DIRECTIONS FOR THIS TASK: Line count for the string "your": give the number of lines in the data below that contain it, and nothing more.
(EXTRACTED RECORDS Opens)
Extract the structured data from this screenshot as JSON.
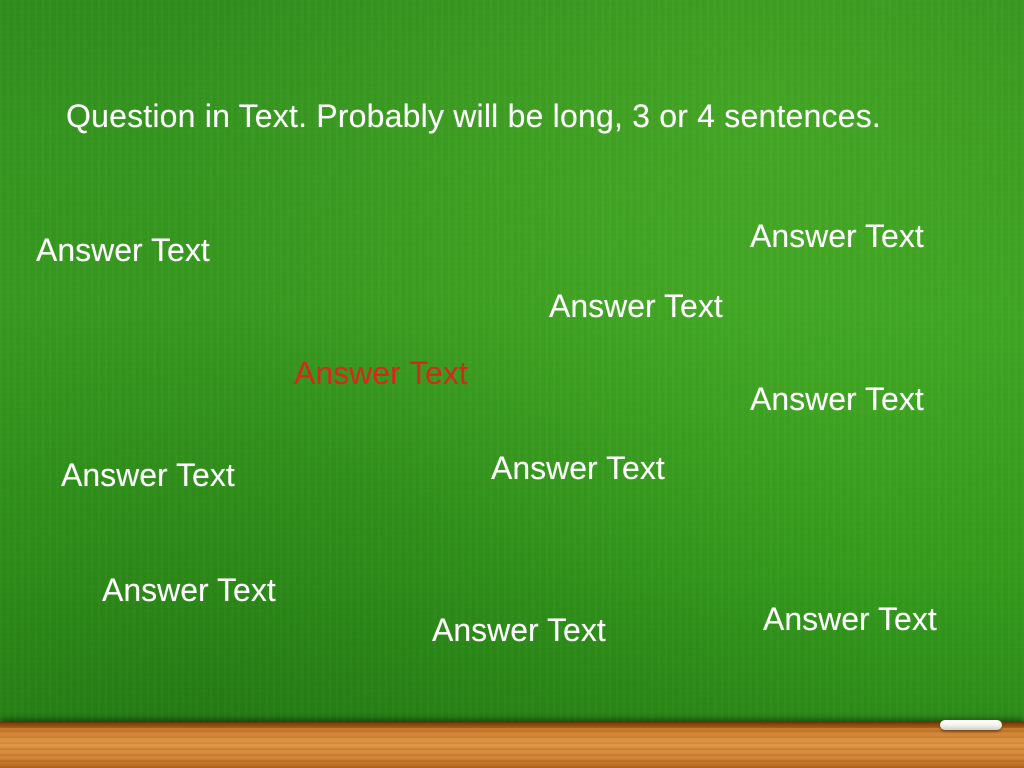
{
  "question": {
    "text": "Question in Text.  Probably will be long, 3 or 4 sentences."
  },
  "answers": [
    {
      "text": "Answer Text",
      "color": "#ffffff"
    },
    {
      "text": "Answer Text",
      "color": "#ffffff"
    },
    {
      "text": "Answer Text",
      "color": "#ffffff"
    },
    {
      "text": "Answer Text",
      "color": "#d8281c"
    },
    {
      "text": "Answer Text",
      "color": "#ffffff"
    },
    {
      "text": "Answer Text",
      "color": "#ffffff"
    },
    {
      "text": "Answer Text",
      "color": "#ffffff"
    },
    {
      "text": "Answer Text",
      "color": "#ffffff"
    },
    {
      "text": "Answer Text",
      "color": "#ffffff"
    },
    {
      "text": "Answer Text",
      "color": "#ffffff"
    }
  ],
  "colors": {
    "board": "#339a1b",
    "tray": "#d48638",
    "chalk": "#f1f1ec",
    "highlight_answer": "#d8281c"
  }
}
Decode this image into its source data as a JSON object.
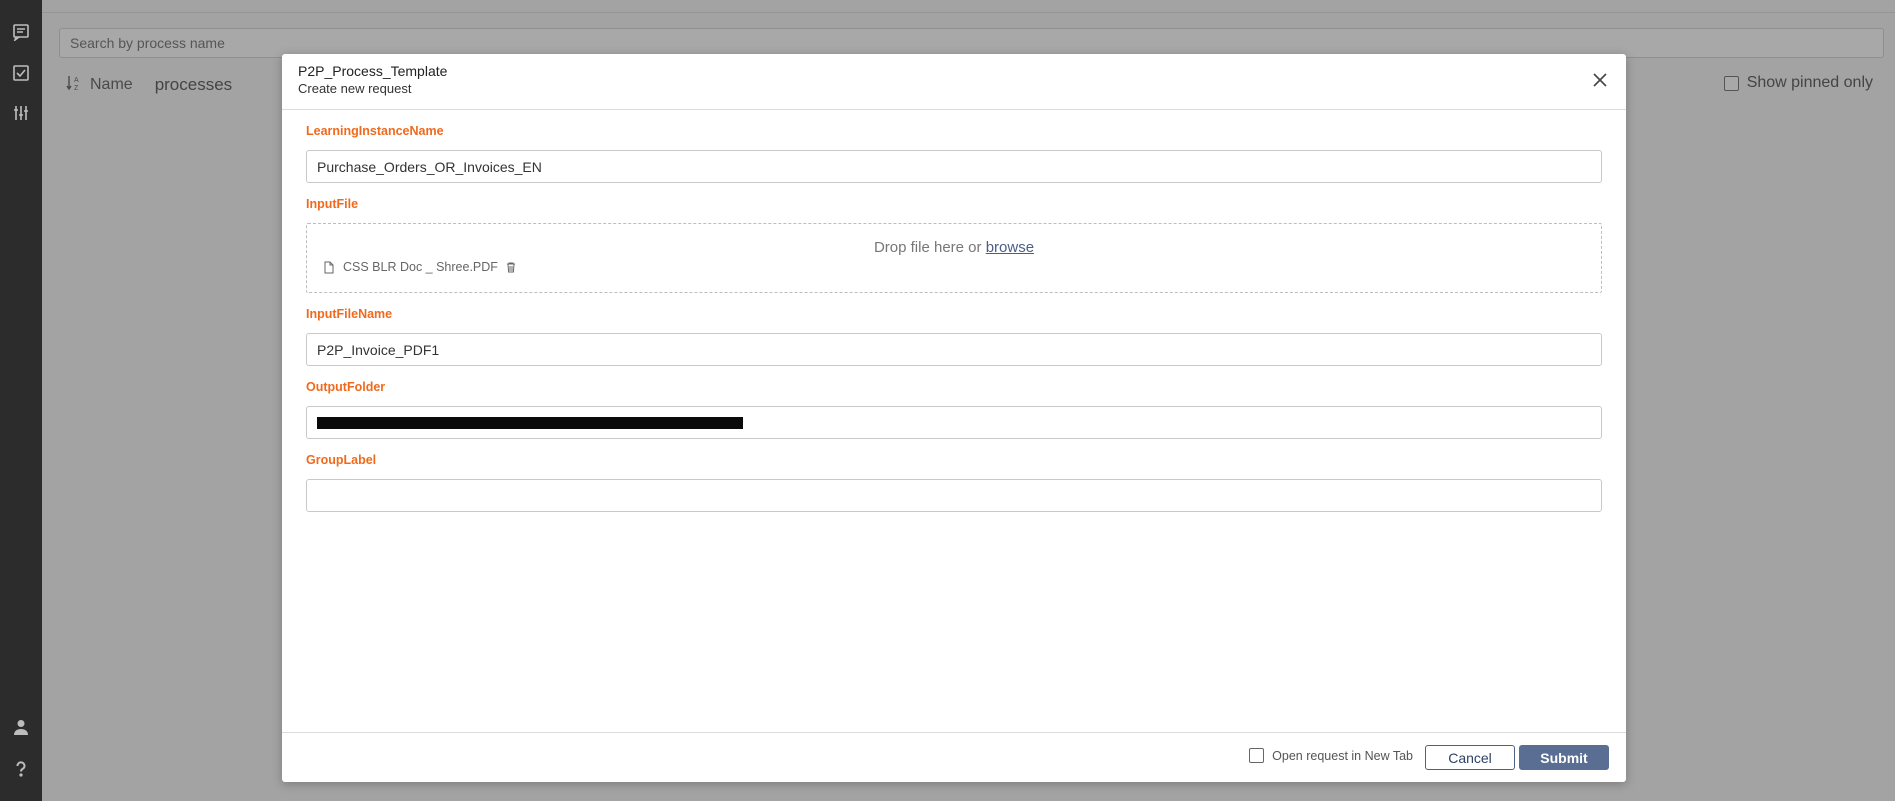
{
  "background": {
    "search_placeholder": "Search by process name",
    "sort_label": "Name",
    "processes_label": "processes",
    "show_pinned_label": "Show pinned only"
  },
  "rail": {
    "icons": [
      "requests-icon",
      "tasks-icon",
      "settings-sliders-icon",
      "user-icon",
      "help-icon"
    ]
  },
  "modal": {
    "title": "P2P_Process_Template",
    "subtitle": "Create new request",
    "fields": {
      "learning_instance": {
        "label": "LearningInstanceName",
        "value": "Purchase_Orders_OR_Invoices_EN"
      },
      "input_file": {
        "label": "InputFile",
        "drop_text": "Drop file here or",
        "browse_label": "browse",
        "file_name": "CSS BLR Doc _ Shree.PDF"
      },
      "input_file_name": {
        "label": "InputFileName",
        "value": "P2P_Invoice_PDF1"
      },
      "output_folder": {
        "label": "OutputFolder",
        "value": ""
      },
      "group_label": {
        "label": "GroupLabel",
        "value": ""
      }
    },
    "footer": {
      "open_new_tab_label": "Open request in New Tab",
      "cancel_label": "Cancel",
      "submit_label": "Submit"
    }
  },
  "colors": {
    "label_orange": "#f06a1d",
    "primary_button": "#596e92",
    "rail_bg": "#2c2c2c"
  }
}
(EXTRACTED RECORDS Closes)
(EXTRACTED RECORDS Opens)
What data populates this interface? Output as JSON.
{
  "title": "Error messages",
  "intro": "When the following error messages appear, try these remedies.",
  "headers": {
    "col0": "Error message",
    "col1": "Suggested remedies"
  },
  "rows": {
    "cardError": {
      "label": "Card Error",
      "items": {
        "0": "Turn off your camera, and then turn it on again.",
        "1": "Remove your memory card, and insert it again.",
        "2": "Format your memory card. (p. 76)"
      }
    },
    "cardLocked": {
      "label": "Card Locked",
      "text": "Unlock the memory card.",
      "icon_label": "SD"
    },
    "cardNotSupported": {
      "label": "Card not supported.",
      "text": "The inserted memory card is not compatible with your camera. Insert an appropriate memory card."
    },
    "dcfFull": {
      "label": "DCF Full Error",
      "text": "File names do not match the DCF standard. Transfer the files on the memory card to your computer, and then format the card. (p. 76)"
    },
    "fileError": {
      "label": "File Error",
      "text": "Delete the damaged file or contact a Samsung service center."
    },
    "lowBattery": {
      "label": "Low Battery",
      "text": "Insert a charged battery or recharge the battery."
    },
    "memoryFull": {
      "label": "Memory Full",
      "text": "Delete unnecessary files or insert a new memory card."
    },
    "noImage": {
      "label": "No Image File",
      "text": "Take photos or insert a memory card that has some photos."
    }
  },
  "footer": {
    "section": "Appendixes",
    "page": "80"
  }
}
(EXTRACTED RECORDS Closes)
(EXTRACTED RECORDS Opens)
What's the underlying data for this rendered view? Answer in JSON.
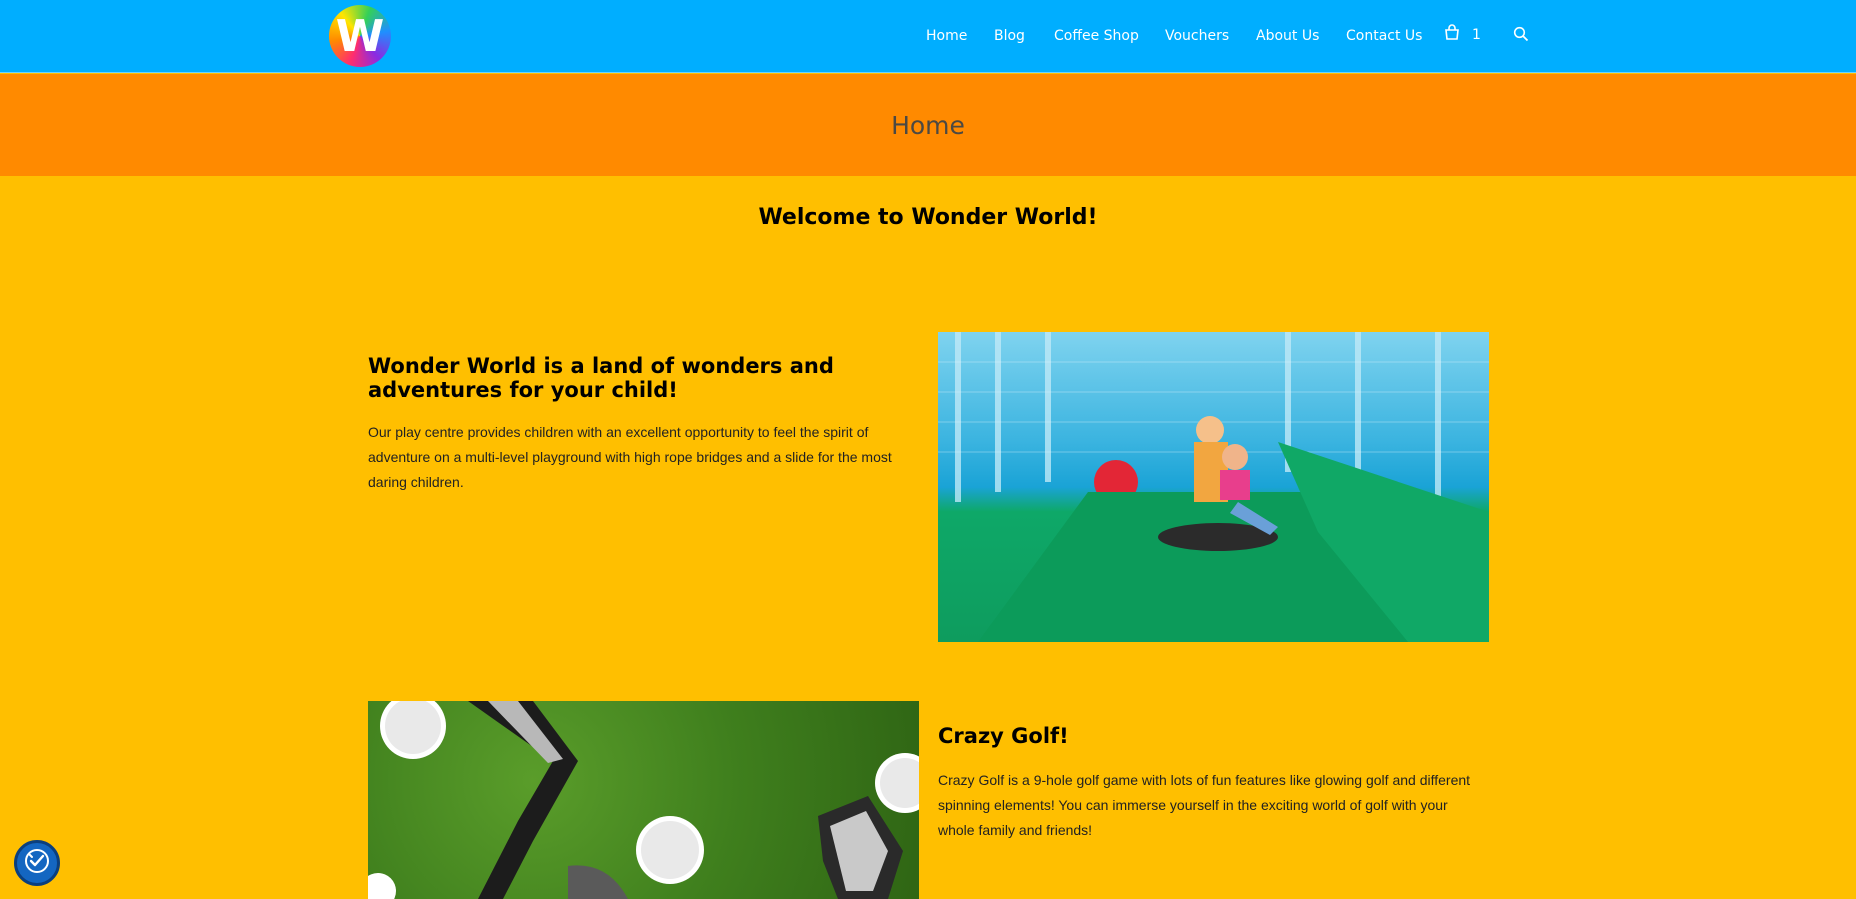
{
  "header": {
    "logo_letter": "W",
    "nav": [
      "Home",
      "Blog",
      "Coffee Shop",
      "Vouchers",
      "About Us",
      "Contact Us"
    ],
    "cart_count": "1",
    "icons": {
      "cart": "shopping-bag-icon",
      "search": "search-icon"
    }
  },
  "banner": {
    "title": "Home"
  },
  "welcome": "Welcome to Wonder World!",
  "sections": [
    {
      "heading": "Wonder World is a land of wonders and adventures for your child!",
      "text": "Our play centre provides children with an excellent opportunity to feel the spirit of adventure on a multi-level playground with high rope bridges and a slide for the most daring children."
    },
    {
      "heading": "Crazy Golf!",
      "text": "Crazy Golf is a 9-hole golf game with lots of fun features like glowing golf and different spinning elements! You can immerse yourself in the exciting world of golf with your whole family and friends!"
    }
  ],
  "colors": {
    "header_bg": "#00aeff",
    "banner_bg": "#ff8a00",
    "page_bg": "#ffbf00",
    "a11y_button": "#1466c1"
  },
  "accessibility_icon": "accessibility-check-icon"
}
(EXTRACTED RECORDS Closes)
SOLUTION: 7